'Fraud victim' says no strained relationship with bank
A MAN who claims he was duped out of millions of dollars by two Sunshine Coast men says he had an excellent relationship with his bank and it was not pressuring him to pay down his $11 million debt in the wake of the global financial crisis.
Wilhelmus van Zetten denied he had a "strained relationship" with Westpac as he told a Brisbane District Court jury he planned to use some of the money from the sale of his Yalanga Station to repay loans.
The property was valued at $40 million in 2007, but sold to a company called Nexis Holdings Ltd in 2010 for $25 million in cash and shares.
Nexis directors Rahoul Ray and Erwin Walter Filler are accused of duping Mr van Zetten and his wife Maureen into trading the farming property for "worthless" shares in Nexis, which was delisted after it floated on the Frankfurt stock exchange.
Nexis's main business was mass-producing cheap housing from recycled waste products and its operators told Mr van Zetten it had a deal in China, the court heard.
The Crown alleges they tricked the van Zettens into making payments of $900,000 to the Commonwealth Bank and more than $1 million in stamp duty.
Mr Ray and Mr Filler have pleaded not guilty to eight counts of fraud.
Under questioning from Mr Filler's defence counsel Greg McGuire and Mr Ray's barrister Damian Walsh, Mr van Zetten dismissed emails showing him telling the accused he was having difficulties with his bank as the global financial crisis reached Australia.
He conceded he needed to "restructure" his business dealings because the GFC might deplete the value of his property portfolio.
Westpac held a mortgage over Yalanga, Mr van Zetten said.
"This was manoeuvring again in order to get the money," Mr van Zetten said of why he told Mr Ray and Mr Filler his relationship with Westpac was "strained".
"It was posturing, manoeuvring to try and get Mr Ray to release the $900,000 to us as a cash guarantee.
"I had the support of Westpac until April, 2011 and I stick by that."
Mr van Zetten told the court he had no concerns over the value of the shares the men offered him as part payment for his property.
He said he spoke to another Sunshine Coast businessman who had struck a similar deal with the accused and that conversation left him feeling confident about the deal.
"I never doubted the shares had value," Mr van Zetten said.
Crown Prosecutor Jason Robson last week told the court Mr Ray and Mr Filler offered to pay for half the negotiated $14 million Yalanga deal in company shares.
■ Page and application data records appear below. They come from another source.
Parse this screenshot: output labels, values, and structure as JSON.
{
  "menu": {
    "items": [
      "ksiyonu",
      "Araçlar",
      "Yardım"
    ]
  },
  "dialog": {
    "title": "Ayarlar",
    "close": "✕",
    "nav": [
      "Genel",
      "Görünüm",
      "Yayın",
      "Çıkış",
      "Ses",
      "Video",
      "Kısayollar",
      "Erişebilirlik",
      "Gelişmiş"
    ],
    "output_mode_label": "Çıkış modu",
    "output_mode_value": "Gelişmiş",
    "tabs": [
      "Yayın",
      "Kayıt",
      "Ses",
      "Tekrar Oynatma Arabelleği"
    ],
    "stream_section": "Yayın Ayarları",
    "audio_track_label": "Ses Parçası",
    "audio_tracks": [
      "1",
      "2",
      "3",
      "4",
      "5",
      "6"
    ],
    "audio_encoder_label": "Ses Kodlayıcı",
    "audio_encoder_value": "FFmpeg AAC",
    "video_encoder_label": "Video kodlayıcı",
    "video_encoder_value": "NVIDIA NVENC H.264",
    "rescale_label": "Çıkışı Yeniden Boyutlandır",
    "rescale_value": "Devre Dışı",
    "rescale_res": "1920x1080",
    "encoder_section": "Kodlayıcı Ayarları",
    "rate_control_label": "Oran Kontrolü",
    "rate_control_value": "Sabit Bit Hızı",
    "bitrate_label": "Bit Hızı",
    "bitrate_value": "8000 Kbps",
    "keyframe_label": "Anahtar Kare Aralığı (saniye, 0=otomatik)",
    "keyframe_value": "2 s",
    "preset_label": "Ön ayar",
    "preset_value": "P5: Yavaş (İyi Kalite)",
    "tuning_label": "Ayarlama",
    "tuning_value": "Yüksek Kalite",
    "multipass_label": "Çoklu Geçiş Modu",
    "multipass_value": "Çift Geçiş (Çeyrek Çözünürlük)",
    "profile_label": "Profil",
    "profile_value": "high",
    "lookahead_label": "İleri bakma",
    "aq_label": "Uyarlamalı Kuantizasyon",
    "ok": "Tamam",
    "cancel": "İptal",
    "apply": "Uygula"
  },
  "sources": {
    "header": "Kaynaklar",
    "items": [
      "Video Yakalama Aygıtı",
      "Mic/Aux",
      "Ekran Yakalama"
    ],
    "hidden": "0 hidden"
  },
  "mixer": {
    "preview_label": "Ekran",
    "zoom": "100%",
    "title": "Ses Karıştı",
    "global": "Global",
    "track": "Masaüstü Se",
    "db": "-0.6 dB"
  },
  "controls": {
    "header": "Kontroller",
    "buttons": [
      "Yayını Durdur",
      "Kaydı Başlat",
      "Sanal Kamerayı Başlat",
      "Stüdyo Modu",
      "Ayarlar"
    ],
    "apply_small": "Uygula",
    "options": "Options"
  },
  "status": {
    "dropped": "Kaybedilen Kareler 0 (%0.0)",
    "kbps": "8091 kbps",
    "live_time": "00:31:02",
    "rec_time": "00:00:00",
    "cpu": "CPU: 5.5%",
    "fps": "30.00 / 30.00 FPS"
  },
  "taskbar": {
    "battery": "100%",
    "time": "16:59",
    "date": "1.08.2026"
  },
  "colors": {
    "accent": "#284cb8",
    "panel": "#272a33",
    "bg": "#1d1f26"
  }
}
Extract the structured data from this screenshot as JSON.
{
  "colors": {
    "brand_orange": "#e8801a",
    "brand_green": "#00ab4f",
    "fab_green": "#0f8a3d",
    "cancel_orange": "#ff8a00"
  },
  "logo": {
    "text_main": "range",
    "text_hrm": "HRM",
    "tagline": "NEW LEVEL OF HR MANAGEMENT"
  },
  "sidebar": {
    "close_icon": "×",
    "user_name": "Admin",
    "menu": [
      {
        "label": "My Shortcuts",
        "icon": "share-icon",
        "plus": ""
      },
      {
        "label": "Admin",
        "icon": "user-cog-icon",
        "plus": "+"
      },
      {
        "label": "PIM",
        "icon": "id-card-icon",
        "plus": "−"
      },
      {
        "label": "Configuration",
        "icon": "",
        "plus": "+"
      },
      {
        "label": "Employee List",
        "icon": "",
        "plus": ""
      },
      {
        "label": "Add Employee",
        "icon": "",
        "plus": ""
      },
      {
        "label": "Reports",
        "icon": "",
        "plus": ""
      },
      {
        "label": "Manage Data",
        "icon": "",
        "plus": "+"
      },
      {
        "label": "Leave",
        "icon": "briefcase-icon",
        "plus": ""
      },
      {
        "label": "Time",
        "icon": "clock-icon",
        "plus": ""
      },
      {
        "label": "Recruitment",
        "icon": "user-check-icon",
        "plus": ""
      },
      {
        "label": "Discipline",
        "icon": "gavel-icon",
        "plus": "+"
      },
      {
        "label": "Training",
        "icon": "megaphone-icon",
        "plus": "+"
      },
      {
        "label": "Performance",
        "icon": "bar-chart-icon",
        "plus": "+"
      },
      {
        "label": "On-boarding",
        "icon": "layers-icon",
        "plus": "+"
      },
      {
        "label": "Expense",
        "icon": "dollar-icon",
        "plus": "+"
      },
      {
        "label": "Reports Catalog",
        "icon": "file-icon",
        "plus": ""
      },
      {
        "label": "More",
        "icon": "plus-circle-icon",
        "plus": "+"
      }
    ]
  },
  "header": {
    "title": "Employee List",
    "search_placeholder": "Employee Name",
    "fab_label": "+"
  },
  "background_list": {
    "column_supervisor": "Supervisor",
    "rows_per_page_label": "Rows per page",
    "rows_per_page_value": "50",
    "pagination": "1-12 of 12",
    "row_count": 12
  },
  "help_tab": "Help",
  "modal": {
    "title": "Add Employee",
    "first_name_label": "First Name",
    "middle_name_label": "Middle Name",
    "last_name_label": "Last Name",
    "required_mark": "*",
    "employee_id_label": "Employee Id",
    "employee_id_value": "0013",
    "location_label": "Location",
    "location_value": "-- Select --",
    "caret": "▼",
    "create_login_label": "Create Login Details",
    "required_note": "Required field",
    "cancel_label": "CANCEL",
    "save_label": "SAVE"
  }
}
The van Zetten family's Suncoast Pastoral Company previously received over $5 million in cash towards the purchase of Yalanga in regards to the deal.
The $5 million went to paying down bank debt.
The trial before Judge Julie Dick continues.
- ARM NEWSDESK